They see themselves playing and living on the edge with a defiant fury the punk "rockers" and

the more aggressive heavy metal "stoners" who glory in their tight black leather pants, boots and black gloves, often speckled with studs and filed spikes. They dance with a frenzy and worship the angry music and band members of such groups as "Suicidal Tendencies," "Septic Death," "Nazi Punks," "Slayer," Sex Gang Children" and "Social Destruction." Drug and alcohol abuse, sexual recklessness, satanic rituals and outrageous behavior and rebellion against all forms of societal authority are part of the culture. For the extremists, so is self-mutilation, such as burning "happy faces" on their arms with cigarette lighters and cutting crude slogans into their thighs and arms. Is punk and heavy metal a passing fad for most teenagers, just another generation showing its youthful antipathy for the establishment? Or is it a peril to society that must be halted by using various "de-punking" and "de- metalizing" techniques, as some members of the psychiatric community are now advocating? Apparently, the notion is growing that a small percentage of true believers in punk and heavy metal are dangerously out of control, acting out their faith in the nihilistic message of the music until they end up in juvinile courts, mental hospitals, maybe even cemeteries. Some suggest that they should be "de-punked" and "demetaled" before it's too late. More than 150 parents, teachers, probation officers, psychiatrists and police turned out for an all-day conference in Pasadena earlier this month to discuss the potentially evil effects of the punk and heavy metal culture. Punk and heavy metal paraphenalia was passed around. Chilling stories were told, like the one about the 15-year old "heavy metaler" who smashed all the furniture in his parents' house and beat his mother about the face. A videotape called "Spikes and Studs" was also played showing young women tearing away their clothes and offering their bodies to the musicians. (Ed. note: As far as the women offering their bodies goes, remember, they did that to Frank Sinatra, too.) Titled "Sound and Fury," the conference - one of the first to be held on the punk-metal phenomenon - was sponsored by the Back In Control Training Center in Fullerton, which was started up recently by two former Orange County probabation officers to teach parents what to look for and how to get tough with their children. For center directors Greg Bodenhamer and Darlyne Pettinicchio, punk and heavy metal - particularly metal -is public enemy number 1. They maintain there is a direct link between the aggressive music and lifestyle, and teenage suicide, homicide and self-inflected wounds. "These kids have been totally brainwashed by this stuff. They've got to be de- punked and de-metalized," Bodenhamer said. He and Pettinicchio point to some well-publicized cases over the past year: Last October, 14 year-old Jennifer Newton was sentenced to 25 years in prison for stabbing and bludgeoning her mother to death in Fullerton. Prosecutors said Newton and her boyfriend were absorbed with heavy metal music. Last August, two teenage San Bernadino boys, described by authorities as "into the heavy metal scene," were accused of murdering a 15-year old boy who was shackled to a heavy milk crate near his home. In January, one 14 year-old boy was found by his parents bleeding in his Santa Monica bedroom after he sliced his knuckles and scrawled a giant "A" for anarchy on the wall. He survived. Not everyone shares the somewhat alarming position that surfaced at the Pasadena conference. "I really don't think they're any big threat," Los Angeles Police Detective Harry Andrews said. "Sure, we arrest a few of them for dangerous weopons like attaching spikes on their hands. But, really, you know, people thought we were crazy too (in the 60's)." Dr. Rex Baeber, assistant professor of medicine at UCLA, explained: "I would make the argument that in any given time in history, there's always been a percentage of young people that are nihilistic, despairing, with psychological disorders and into a lot of drug use. "But I also think it's a mistake to

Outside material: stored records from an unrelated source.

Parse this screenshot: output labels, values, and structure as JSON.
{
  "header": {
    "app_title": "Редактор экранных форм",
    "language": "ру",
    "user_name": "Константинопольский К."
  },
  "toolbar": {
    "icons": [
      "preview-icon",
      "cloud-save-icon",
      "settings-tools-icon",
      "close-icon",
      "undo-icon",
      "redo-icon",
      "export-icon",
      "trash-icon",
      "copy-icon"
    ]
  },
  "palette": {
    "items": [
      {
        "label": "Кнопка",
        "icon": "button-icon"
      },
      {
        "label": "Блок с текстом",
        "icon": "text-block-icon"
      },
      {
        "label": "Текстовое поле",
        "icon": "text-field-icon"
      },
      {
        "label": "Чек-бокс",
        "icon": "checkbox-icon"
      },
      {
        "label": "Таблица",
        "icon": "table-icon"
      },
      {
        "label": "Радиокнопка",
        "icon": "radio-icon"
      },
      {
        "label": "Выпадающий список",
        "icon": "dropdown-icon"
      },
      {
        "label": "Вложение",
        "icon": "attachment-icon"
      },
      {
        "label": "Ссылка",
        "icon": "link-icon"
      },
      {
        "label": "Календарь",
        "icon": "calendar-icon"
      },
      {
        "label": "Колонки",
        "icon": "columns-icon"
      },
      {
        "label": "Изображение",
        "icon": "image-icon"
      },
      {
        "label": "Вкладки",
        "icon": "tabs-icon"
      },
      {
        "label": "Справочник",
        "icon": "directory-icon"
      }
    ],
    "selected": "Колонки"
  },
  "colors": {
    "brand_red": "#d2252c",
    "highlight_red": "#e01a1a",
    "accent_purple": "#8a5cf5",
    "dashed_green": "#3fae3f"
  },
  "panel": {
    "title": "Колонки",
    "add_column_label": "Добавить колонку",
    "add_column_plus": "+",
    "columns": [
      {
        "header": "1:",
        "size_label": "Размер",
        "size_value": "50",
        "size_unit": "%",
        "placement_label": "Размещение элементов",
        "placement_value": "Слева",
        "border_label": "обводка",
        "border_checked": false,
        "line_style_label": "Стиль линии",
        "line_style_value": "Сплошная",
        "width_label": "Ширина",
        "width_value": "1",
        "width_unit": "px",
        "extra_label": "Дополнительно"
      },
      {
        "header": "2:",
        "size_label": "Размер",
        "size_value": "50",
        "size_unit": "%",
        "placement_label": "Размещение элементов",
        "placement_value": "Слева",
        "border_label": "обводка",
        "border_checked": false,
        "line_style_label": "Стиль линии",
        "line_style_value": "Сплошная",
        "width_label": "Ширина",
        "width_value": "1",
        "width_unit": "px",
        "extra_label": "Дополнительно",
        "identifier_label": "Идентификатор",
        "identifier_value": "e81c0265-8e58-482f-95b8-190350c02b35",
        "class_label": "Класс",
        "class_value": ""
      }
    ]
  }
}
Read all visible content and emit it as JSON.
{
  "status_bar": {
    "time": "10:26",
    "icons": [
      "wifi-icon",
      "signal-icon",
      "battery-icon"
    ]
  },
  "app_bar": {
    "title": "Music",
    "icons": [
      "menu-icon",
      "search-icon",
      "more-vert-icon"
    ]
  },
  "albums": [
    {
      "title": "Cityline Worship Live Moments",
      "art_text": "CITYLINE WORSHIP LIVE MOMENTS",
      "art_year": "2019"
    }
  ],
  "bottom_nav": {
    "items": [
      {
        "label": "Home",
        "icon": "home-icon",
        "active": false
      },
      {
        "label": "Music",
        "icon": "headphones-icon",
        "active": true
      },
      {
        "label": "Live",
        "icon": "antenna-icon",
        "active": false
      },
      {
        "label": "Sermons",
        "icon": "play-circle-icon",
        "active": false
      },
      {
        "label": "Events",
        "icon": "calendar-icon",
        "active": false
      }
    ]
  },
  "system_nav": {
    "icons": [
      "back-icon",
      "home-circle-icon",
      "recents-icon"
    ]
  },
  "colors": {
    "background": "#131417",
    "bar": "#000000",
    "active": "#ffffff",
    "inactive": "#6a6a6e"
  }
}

say the music promulgates the nihilism, although the metalists will reinforce violent, crazy behavior." Although punk and heavy metal are used as terms interchangeably by outsiders, there is a difference. For the punker, the dress code covers the spectrum, the hair is short and often dyed several colors. And the music suggests a certain desperation and hopelessness about the world. The punk symbol is an "A" for anarchy. Shock value is vital. The true punker may autograph himself with knife cuts across the arm or run a safety pin through the cheeck. By contrast, there's more militancy, almost a fascist strain to the heavy metalers. The black, spike-strewn uniform is important, and metalers, unlike punkers, wear their hair longer and cropped on top. -By Ellis E. Conklin -Los Angeles Times -Reprinted with permission ########################################################